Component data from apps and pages
────────────────────────────────────────

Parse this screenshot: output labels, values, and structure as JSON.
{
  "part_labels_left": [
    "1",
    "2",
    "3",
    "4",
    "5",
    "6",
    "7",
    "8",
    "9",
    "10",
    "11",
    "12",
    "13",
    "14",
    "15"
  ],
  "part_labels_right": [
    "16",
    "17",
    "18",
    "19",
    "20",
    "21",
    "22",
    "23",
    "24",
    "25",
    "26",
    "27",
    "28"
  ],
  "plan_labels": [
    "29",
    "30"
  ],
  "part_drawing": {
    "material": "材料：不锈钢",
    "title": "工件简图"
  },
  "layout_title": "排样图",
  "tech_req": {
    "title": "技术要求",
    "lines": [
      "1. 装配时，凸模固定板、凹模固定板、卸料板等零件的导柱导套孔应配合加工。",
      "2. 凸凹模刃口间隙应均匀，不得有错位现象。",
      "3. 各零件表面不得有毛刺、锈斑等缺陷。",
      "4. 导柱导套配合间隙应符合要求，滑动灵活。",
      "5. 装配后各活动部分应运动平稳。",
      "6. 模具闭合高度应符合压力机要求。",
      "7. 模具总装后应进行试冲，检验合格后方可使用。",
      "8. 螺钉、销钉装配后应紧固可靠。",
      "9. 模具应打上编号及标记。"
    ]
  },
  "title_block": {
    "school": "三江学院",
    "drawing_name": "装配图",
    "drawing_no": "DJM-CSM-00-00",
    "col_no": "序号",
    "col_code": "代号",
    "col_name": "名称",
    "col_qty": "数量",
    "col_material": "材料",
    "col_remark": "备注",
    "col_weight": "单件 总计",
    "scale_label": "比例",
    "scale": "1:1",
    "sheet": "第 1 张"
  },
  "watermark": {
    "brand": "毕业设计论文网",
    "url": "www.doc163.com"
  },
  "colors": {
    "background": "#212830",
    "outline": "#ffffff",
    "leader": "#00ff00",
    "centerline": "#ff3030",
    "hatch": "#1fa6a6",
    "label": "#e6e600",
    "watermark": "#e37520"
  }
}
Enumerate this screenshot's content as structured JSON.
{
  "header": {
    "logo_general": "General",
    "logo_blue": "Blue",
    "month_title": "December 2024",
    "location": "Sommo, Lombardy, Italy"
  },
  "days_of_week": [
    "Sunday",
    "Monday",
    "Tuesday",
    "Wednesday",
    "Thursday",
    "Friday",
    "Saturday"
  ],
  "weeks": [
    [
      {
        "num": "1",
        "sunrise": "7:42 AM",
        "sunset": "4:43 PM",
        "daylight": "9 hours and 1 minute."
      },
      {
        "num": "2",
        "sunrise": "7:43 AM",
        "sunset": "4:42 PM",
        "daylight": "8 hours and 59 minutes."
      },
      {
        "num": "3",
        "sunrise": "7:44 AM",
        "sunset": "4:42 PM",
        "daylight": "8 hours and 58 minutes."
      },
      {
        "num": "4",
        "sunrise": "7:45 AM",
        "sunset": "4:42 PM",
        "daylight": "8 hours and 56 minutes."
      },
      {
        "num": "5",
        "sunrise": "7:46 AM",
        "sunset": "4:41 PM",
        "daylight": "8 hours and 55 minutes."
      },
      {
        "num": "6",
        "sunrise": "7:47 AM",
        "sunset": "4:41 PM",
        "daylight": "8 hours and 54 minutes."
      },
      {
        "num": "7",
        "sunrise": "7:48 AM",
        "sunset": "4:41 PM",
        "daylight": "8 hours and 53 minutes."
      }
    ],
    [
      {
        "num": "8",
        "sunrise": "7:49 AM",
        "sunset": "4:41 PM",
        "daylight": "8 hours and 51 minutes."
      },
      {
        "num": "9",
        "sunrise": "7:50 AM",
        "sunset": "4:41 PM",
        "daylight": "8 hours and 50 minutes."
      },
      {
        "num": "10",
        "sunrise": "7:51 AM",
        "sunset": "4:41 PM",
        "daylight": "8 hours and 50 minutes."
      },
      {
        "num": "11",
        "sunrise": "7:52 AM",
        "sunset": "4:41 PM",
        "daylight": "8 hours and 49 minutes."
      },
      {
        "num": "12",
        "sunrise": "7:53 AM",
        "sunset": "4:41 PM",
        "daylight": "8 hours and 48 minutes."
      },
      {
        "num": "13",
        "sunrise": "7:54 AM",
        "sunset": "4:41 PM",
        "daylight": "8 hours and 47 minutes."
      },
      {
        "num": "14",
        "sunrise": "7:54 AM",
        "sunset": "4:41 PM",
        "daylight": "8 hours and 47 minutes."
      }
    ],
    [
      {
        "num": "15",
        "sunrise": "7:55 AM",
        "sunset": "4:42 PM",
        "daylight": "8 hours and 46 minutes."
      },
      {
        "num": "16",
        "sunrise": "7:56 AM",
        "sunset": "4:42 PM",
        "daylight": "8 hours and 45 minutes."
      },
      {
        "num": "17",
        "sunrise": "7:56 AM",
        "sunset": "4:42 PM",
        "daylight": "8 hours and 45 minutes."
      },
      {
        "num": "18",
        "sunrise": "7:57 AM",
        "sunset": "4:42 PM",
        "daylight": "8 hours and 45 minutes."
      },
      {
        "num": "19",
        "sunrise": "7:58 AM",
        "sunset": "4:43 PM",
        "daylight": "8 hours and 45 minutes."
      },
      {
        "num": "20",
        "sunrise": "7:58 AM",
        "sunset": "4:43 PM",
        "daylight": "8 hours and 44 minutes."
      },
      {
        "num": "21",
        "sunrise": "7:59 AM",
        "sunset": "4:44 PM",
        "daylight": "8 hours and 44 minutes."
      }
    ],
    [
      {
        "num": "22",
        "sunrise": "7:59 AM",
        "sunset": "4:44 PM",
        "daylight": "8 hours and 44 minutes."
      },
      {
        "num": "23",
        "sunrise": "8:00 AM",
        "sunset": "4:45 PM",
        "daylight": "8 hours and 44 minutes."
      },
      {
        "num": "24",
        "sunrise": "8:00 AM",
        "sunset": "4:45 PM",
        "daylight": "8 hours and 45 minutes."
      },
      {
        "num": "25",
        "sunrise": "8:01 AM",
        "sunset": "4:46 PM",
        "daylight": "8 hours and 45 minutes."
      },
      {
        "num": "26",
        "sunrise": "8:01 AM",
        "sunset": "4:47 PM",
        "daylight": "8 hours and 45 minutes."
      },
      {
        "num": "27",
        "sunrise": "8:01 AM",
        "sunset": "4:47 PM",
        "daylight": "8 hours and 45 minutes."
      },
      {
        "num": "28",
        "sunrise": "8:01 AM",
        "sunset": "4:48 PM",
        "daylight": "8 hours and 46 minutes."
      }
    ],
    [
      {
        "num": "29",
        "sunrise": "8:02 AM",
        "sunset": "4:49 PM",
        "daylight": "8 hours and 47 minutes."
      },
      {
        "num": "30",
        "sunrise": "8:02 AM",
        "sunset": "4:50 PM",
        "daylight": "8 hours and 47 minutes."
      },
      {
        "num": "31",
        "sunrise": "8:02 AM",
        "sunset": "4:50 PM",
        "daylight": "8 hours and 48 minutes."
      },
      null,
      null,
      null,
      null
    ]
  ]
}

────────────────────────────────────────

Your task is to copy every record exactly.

- RESPONSE TO THIS TASK
Parse this screenshot: output labels, values, and structure as JSON.
{
  "part_labels_left": [
    "1",
    "2",
    "3",
    "4",
    "5",
    "6",
    "7",
    "8",
    "9",
    "10",
    "11",
    "12",
    "13",
    "14",
    "15"
  ],
  "part_labels_right": [
    "16",
    "17",
    "18",
    "19",
    "20",
    "21",
    "22",
    "23",
    "24",
    "25",
    "26",
    "27",
    "28"
  ],
  "plan_labels": [
    "29",
    "30"
  ],
  "part_drawing": {
    "material": "材料：不锈钢",
    "title": "工件简图"
  },
  "layout_title": "排样图",
  "tech_req": {
    "title": "技术要求",
    "lines": [
      "1. 装配时，凸模固定板、凹模固定板、卸料板等零件的导柱导套孔应配合加工。",
      "2. 凸凹模刃口间隙应均匀，不得有错位现象。",
      "3. 各零件表面不得有毛刺、锈斑等缺陷。",
      "4. 导柱导套配合间隙应符合要求，滑动灵活。",
      "5. 装配后各活动部分应运动平稳。",
      "6. 模具闭合高度应符合压力机要求。",
      "7. 模具总装后应进行试冲，检验合格后方可使用。",
      "8. 螺钉、销钉装配后应紧固可靠。",
      "9. 模具应打上编号及标记。"
    ]
  },
  "title_block": {
    "school": "三江学院",
    "drawing_name": "装配图",
    "drawing_no": "DJM-CSM-00-00",
    "col_no": "序号",
    "col_code": "代号",
    "col_name": "名称",
    "col_qty": "数量",
    "col_material": "材料",
    "col_remark": "备注",
    "col_weight": "单件 总计",
    "scale_label": "比例",
    "scale": "1:1",
    "sheet": "第 1 张"
  },
  "watermark": {
    "brand": "毕业设计论文网",
    "url": "www.doc163.com"
  },
  "colors": {
    "background": "#212830",
    "outline": "#ffffff",
    "leader": "#00ff00",
    "centerline": "#ff3030",
    "hatch": "#1fa6a6",
    "label": "#e6e600",
    "watermark": "#e37520"
  }
}
Enumerate this screenshot's content as structured JSON.
{
  "header": {
    "logo_general": "General",
    "logo_blue": "Blue",
    "month_title": "December 2024",
    "location": "Sommo, Lombardy, Italy"
  },
  "days_of_week": [
    "Sunday",
    "Monday",
    "Tuesday",
    "Wednesday",
    "Thursday",
    "Friday",
    "Saturday"
  ],
  "weeks": [
    [
      {
        "num": "1",
        "sunrise": "7:42 AM",
        "sunset": "4:43 PM",
        "daylight": "9 hours and 1 minute."
      },
      {
        "num": "2",
        "sunrise": "7:43 AM",
        "sunset": "4:42 PM",
        "daylight": "8 hours and 59 minutes."
      },
      {
        "num": "3",
        "sunrise": "7:44 AM",
        "sunset": "4:42 PM",
        "daylight": "8 hours and 58 minutes."
      },
      {
        "num": "4",
        "sunrise": "7:45 AM",
        "sunset": "4:42 PM",
        "daylight": "8 hours and 56 minutes."
      },
      {
        "num": "5",
        "sunrise": "7:46 AM",
        "sunset": "4:41 PM",
        "daylight": "8 hours and 55 minutes."
      },
      {
        "num": "6",
        "sunrise": "7:47 AM",
        "sunset": "4:41 PM",
        "daylight": "8 hours and 54 minutes."
      },
      {
        "num": "7",
        "sunrise": "7:48 AM",
        "sunset": "4:41 PM",
        "daylight": "8 hours and 53 minutes."
      }
    ],
    [
      {
        "num": "8",
        "sunrise": "7:49 AM",
        "sunset": "4:41 PM",
        "daylight": "8 hours and 51 minutes."
      },
      {
        "num": "9",
        "sunrise": "7:50 AM",
        "sunset": "4:41 PM",
        "daylight": "8 hours and 50 minutes."
      },
      {
        "num": "10",
        "sunrise": "7:51 AM",
        "sunset": "4:41 PM",
        "daylight": "8 hours and 50 minutes."
      },
      {
        "num": "11",
        "sunrise": "7:52 AM",
        "sunset": "4:41 PM",
        "daylight": "8 hours and 49 minutes."
      },
      {
        "num": "12",
        "sunrise": "7:53 AM",
        "sunset": "4:41 PM",
        "daylight": "8 hours and 48 minutes."
      },
      {
        "num": "13",
        "sunrise": "7:54 AM",
        "sunset": "4:41 PM",
        "daylight": "8 hours and 47 minutes."
      },
      {
        "num": "14",
        "sunrise": "7:54 AM",
        "sunset": "4:41 PM",
        "daylight": "8 hours and 47 minutes."
      }
    ],
    [
      {
        "num": "15",
        "sunrise": "7:55 AM",
        "sunset": "4:42 PM",
        "daylight": "8 hours and 46 minutes."
      },
      {
        "num": "16",
        "sunrise": "7:56 AM",
        "sunset": "4:42 PM",
        "daylight": "8 hours and 45 minutes."
      },
      {
        "num": "17",
        "sunrise": "7:56 AM",
        "sunset": "4:42 PM",
        "daylight": "8 hours and 45 minutes."
      },
      {
        "num": "18",
        "sunrise": "7:57 AM",
        "sunset": "4:42 PM",
        "daylight": "8 hours and 45 minutes."
      },
      {
        "num": "19",
        "sunrise": "7:58 AM",
        "sunset": "4:43 PM",
        "daylight": "8 hours and 45 minutes."
      },
      {
        "num": "20",
        "sunrise": "7:58 AM",
        "sunset": "4:43 PM",
        "daylight": "8 hours and 44 minutes."
      },
      {
        "num": "21",
        "sunrise": "7:59 AM",
        "sunset": "4:44 PM",
        "daylight": "8 hours and 44 minutes."
      }
    ],
    [
      {
        "num": "22",
        "sunrise": "7:59 AM",
        "sunset": "4:44 PM",
        "daylight": "8 hours and 44 minutes."
      },
      {
        "num": "23",
        "sunrise": "8:00 AM",
        "sunset": "4:45 PM",
        "daylight": "8 hours and 44 minutes."
      },
      {
        "num": "24",
        "sunrise": "8:00 AM",
        "sunset": "4:45 PM",
        "daylight": "8 hours and 45 minutes."
      },
      {
        "num": "25",
        "sunrise": "8:01 AM",
        "sunset": "4:46 PM",
        "daylight": "8 hours and 45 minutes."
      },
      {
        "num": "26",
        "sunrise": "8:01 AM",
        "sunset": "4:47 PM",
        "daylight": "8 hours and 45 minutes."
      },
      {
        "num": "27",
        "sunrise": "8:01 AM",
        "sunset": "4:47 PM",
        "daylight": "8 hours and 45 minutes."
      },
      {
        "num": "28",
        "sunrise": "8:01 AM",
        "sunset": "4:48 PM",
        "daylight": "8 hours and 46 minutes."
      }
    ],
    [
      {
        "num": "29",
        "sunrise": "8:02 AM",
        "sunset": "4:49 PM",
        "daylight": "8 hours and 47 minutes."
      },
      {
        "num": "30",
        "sunrise": "8:02 AM",
        "sunset": "4:50 PM",
        "daylight": "8 hours and 47 minutes."
      },
      {
        "num": "31",
        "sunrise": "8:02 AM",
        "sunset": "4:50 PM",
        "daylight": "8 hours and 48 minutes."
      },
      null,
      null,
      null,
      null
    ]
  ]
}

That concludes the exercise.